What you need to do: Pictures aside, repeat every record below exactly.

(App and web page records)
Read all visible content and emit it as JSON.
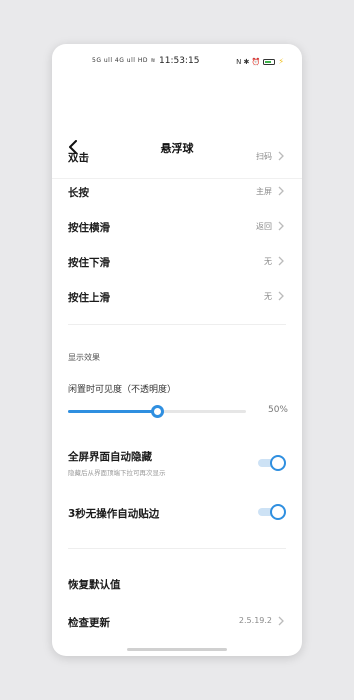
{
  "status_bar": {
    "left_icons": "5G ull 4G ull HD ≋ ",
    "time": "11:53:15",
    "right_icons": "N ✱ ⏰"
  },
  "header": {
    "title": "悬浮球"
  },
  "gestures": [
    {
      "label": "双击",
      "value": "扫码"
    },
    {
      "label": "长按",
      "value": "主屏"
    },
    {
      "label": "按住横滑",
      "value": "返回"
    },
    {
      "label": "按住下滑",
      "value": "无"
    },
    {
      "label": "按住上滑",
      "value": "无"
    }
  ],
  "display": {
    "section_title": "显示效果",
    "slider_label": "闲置时可见度（不透明度）",
    "slider_percent": 50,
    "slider_value_text": "50%"
  },
  "toggles": [
    {
      "label": "全屏界面自动隐藏",
      "sub": "隐藏后从界面顶端下拉可再次显示",
      "on": true
    },
    {
      "label": "3秒无操作自动贴边",
      "sub": "",
      "on": true
    }
  ],
  "footer": {
    "reset_label": "恢复默认值",
    "update_label": "检查更新",
    "version": "2.5.19.2"
  },
  "colors": {
    "accent": "#2f8fe0",
    "background": "#ffffff"
  }
}
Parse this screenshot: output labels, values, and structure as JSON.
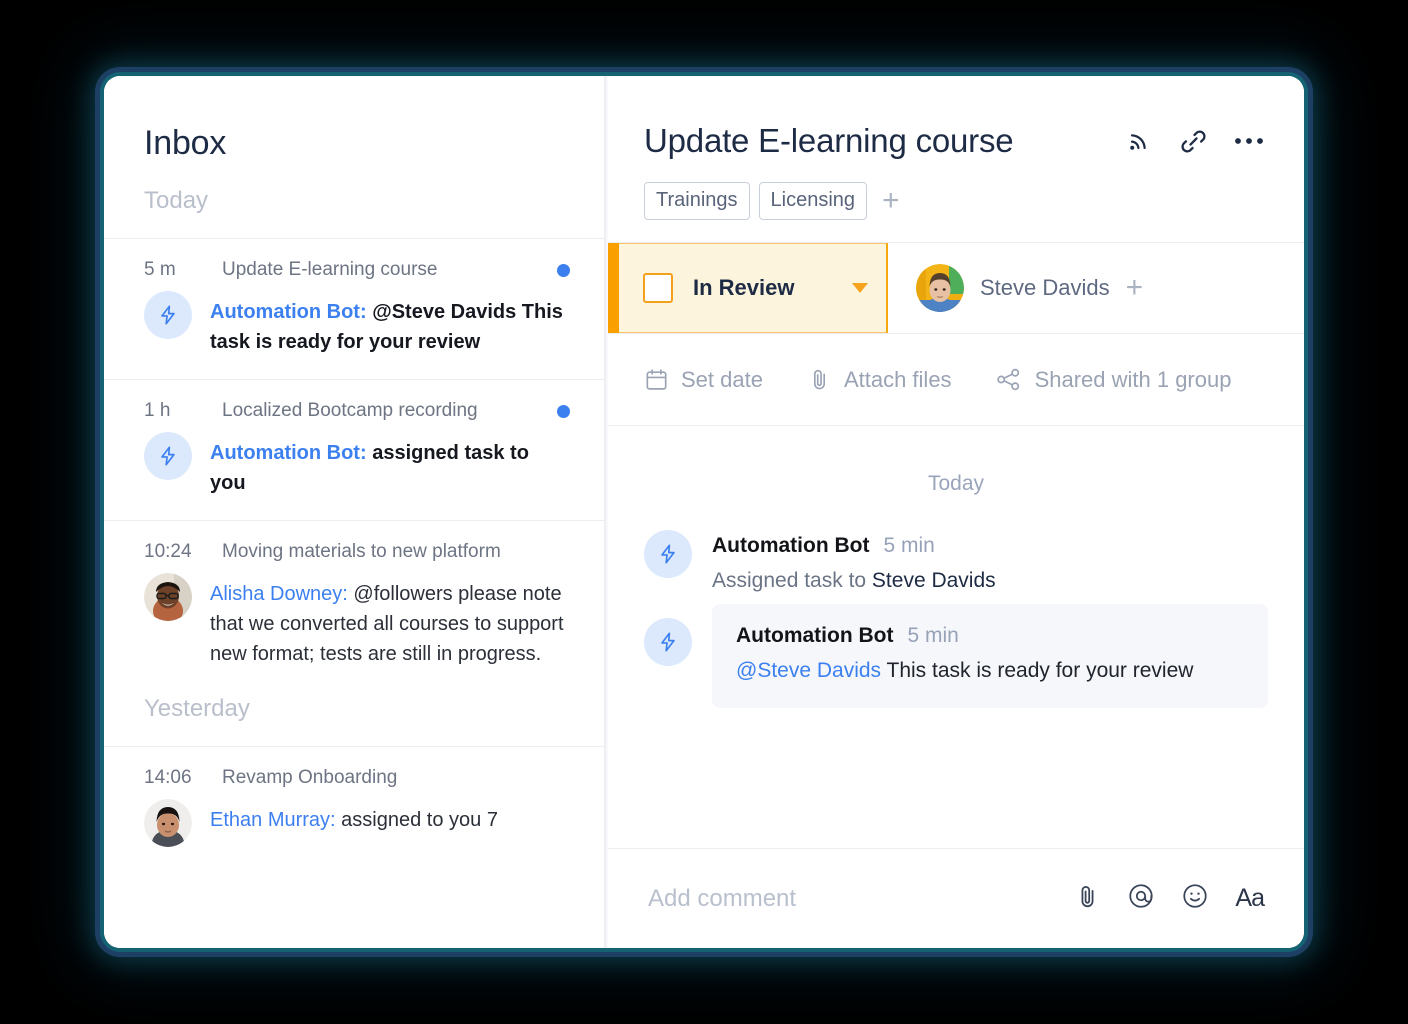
{
  "inbox": {
    "title": "Inbox",
    "groups": [
      {
        "label": "Today"
      },
      {
        "label": "Yesterday"
      }
    ],
    "items": [
      {
        "time": "5 m",
        "subject": "Update E-learning course",
        "unread": true,
        "avatar": "bolt-icon",
        "sender": "Automation Bot:",
        "message": " @Steve Davids This task is ready for your review",
        "bold": true
      },
      {
        "time": "1 h",
        "subject": "Localized Bootcamp recording",
        "unread": true,
        "avatar": "bolt-icon",
        "sender": "Automation Bot:",
        "message": " assigned task to you",
        "bold": true
      },
      {
        "time": "10:24",
        "subject": "Moving materials to new platform",
        "unread": false,
        "avatar": "photo-alisha",
        "sender": "Alisha Downey:",
        "message": " @followers please note that we converted all courses to support new format; tests are still in progress.",
        "bold": false
      },
      {
        "time": "14:06",
        "subject": "Revamp Onboarding",
        "unread": false,
        "avatar": "photo-ethan",
        "sender": "Ethan Murray:",
        "message": " assigned to you 7",
        "bold": false
      }
    ]
  },
  "task": {
    "title": "Update E-learning course",
    "header_icons": [
      {
        "name": "follow-icon"
      },
      {
        "name": "link-icon"
      },
      {
        "name": "more-icon"
      }
    ],
    "tags": [
      "Trainings",
      "Licensing"
    ],
    "tag_add_label": "+",
    "status": {
      "label": "In Review",
      "accent_color": "#f9a000",
      "background_color": "#fdf4dd",
      "border_color": "#f4a911"
    },
    "assignee": {
      "name": "Steve Davids",
      "add_label": "+"
    },
    "actions": [
      {
        "icon": "calendar-icon",
        "label": "Set date"
      },
      {
        "icon": "paperclip-icon",
        "label": "Attach files"
      },
      {
        "icon": "share-icon",
        "label": "Shared with 1 group"
      }
    ],
    "feed": {
      "day_label": "Today",
      "entries": [
        {
          "author": "Automation Bot",
          "time": "5 min",
          "text_prefix": "Assigned task to ",
          "text_strong": "Steve Davids",
          "mention": "",
          "highlighted": false
        },
        {
          "author": "Automation Bot",
          "time": "5 min",
          "text_prefix": "",
          "text_strong": " This task is ready for your review",
          "mention": "@Steve Davids",
          "highlighted": true
        }
      ]
    },
    "comment": {
      "placeholder": "Add comment",
      "icons": [
        {
          "name": "paperclip-icon"
        },
        {
          "name": "mention-icon"
        },
        {
          "name": "emoji-icon"
        },
        {
          "name": "format-text-icon",
          "label": "Aa"
        }
      ]
    }
  },
  "theme": {
    "accent_blue": "#3c80f0",
    "accent_orange": "#f9a000",
    "text_dark": "#1e2b45",
    "text_muted": "#6d7483"
  }
}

Response to this exercise:
Read all visible content and emit it as JSON.
{
  "status_bar": {
    "left_icons": "5G ull 4G ull HD ≋ ",
    "time": "11:53:15",
    "right_icons": "N ✱ ⏰"
  },
  "header": {
    "title": "悬浮球"
  },
  "gestures": [
    {
      "label": "双击",
      "value": "扫码"
    },
    {
      "label": "长按",
      "value": "主屏"
    },
    {
      "label": "按住横滑",
      "value": "返回"
    },
    {
      "label": "按住下滑",
      "value": "无"
    },
    {
      "label": "按住上滑",
      "value": "无"
    }
  ],
  "display": {
    "section_title": "显示效果",
    "slider_label": "闲置时可见度（不透明度）",
    "slider_percent": 50,
    "slider_value_text": "50%"
  },
  "toggles": [
    {
      "label": "全屏界面自动隐藏",
      "sub": "隐藏后从界面顶端下拉可再次显示",
      "on": true
    },
    {
      "label": "3秒无操作自动贴边",
      "sub": "",
      "on": true
    }
  ],
  "footer": {
    "reset_label": "恢复默认值",
    "update_label": "检查更新",
    "version": "2.5.19.2"
  },
  "colors": {
    "accent": "#2f8fe0",
    "background": "#ffffff"
  }
}
Parse this screenshot: output labels, values, and structure as JSON.
{
  "inbox": {
    "title": "Inbox",
    "groups": [
      {
        "label": "Today"
      },
      {
        "label": "Yesterday"
      }
    ],
    "items": [
      {
        "time": "5 m",
        "subject": "Update E-learning course",
        "unread": true,
        "avatar": "bolt-icon",
        "sender": "Automation Bot:",
        "message": " @Steve Davids This task is ready for your review",
        "bold": true
      },
      {
        "time": "1 h",
        "subject": "Localized Bootcamp recording",
        "unread": true,
        "avatar": "bolt-icon",
        "sender": "Automation Bot:",
        "message": " assigned task to you",
        "bold": true
      },
      {
        "time": "10:24",
        "subject": "Moving materials to new platform",
        "unread": false,
        "avatar": "photo-alisha",
        "sender": "Alisha Downey:",
        "message": " @followers please note that we converted all courses to support new format; tests are still in progress.",
        "bold": false
      },
      {
        "time": "14:06",
        "subject": "Revamp Onboarding",
        "unread": false,
        "avatar": "photo-ethan",
        "sender": "Ethan Murray:",
        "message": " assigned to you 7",
        "bold": false
      }
    ]
  },
  "task": {
    "title": "Update E-learning course",
    "header_icons": [
      {
        "name": "follow-icon"
      },
      {
        "name": "link-icon"
      },
      {
        "name": "more-icon"
      }
    ],
    "tags": [
      "Trainings",
      "Licensing"
    ],
    "tag_add_label": "+",
    "status": {
      "label": "In Review",
      "accent_color": "#f9a000",
      "background_color": "#fdf4dd",
      "border_color": "#f4a911"
    },
    "assignee": {
      "name": "Steve Davids",
      "add_label": "+"
    },
    "actions": [
      {
        "icon": "calendar-icon",
        "label": "Set date"
      },
      {
        "icon": "paperclip-icon",
        "label": "Attach files"
      },
      {
        "icon": "share-icon",
        "label": "Shared with 1 group"
      }
    ],
    "feed": {
      "day_label": "Today",
      "entries": [
        {
          "author": "Automation Bot",
          "time": "5 min",
          "text_prefix": "Assigned task to ",
          "text_strong": "Steve Davids",
          "mention": "",
          "highlighted": false
        },
        {
          "author": "Automation Bot",
          "time": "5 min",
          "text_prefix": "",
          "text_strong": " This task is ready for your review",
          "mention": "@Steve Davids",
          "highlighted": true
        }
      ]
    },
    "comment": {
      "placeholder": "Add comment",
      "icons": [
        {
          "name": "paperclip-icon"
        },
        {
          "name": "mention-icon"
        },
        {
          "name": "emoji-icon"
        },
        {
          "name": "format-text-icon",
          "label": "Aa"
        }
      ]
    }
  },
  "theme": {
    "accent_blue": "#3c80f0",
    "accent_orange": "#f9a000",
    "text_dark": "#1e2b45",
    "text_muted": "#6d7483"
  }
}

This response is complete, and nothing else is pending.